One of the unique objects in our museum collection is a document written in beautiful, elaborate handwriting, at the bottom of which are signatures and a large red wax seal attached with a string. The words Christina, Gud (‘God’) and Sverige (‘Sweden’) stand out on the first line. The document is the charter of the Royal Academy of Turku, written on parchment and dated 26 March 1640. This date is considered the anniversary and date of establishment of the current University of Helsinki.

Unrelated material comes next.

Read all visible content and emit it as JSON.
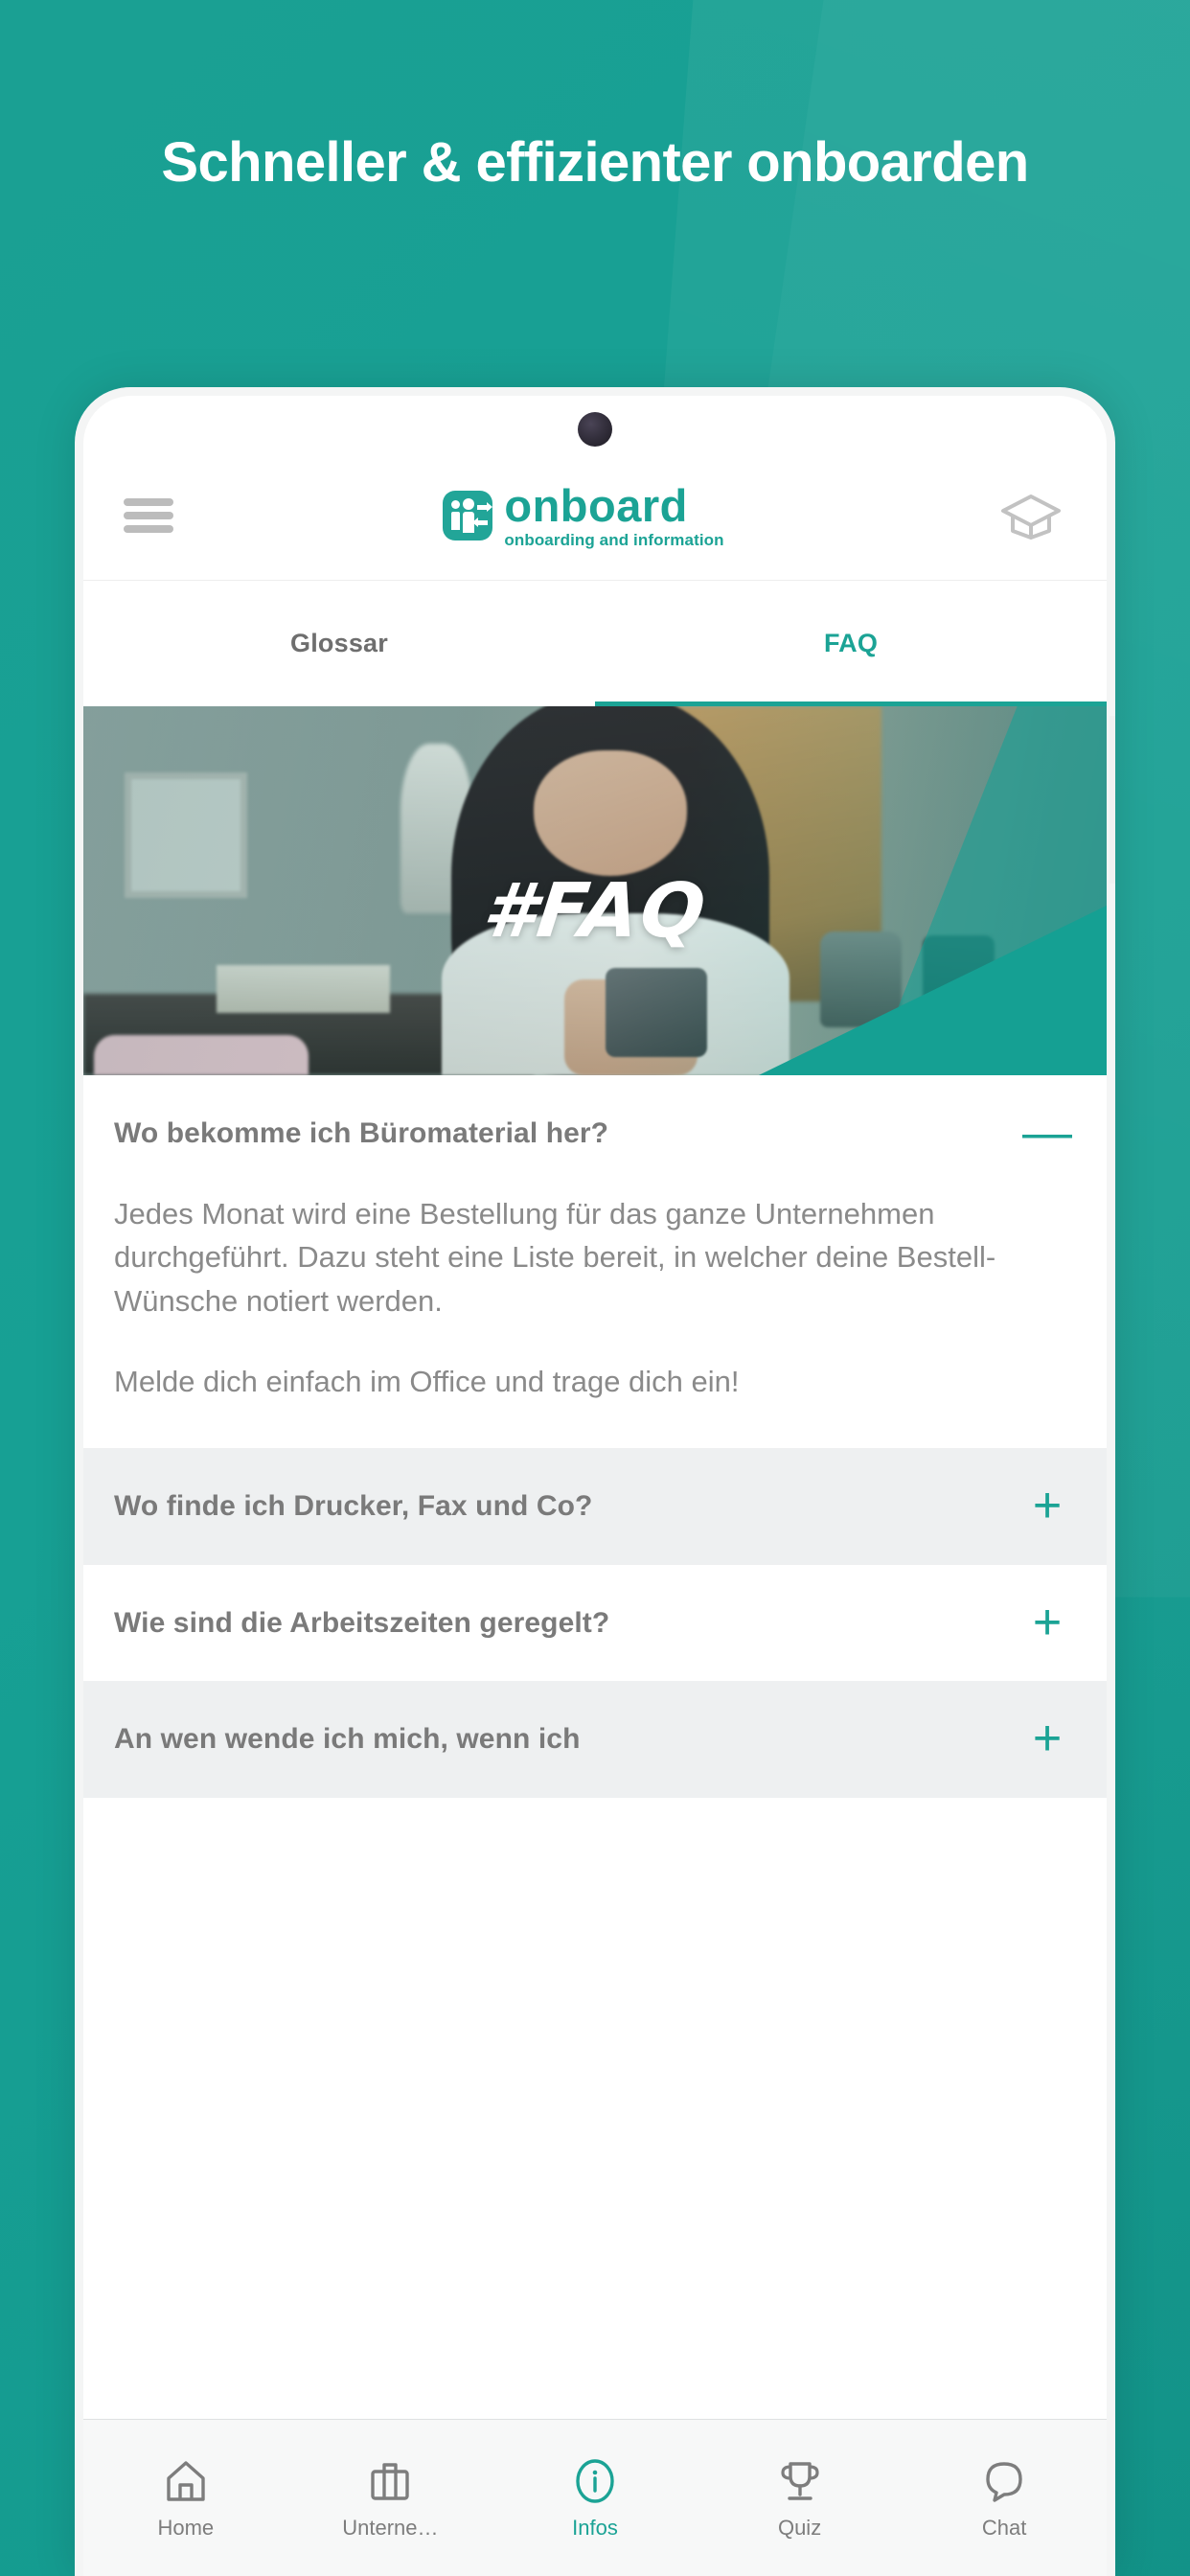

In autumn 1827, soon after the Great Fire of Turku, Nicholas I of Russia decided to move the Academy to Helsinki, which had become the capital of the Grand Duchy of Finland 15 years earlier. Also transferred from Turku to Helsinki were the charter, folded in a silver box, and other objects that had survived the fire.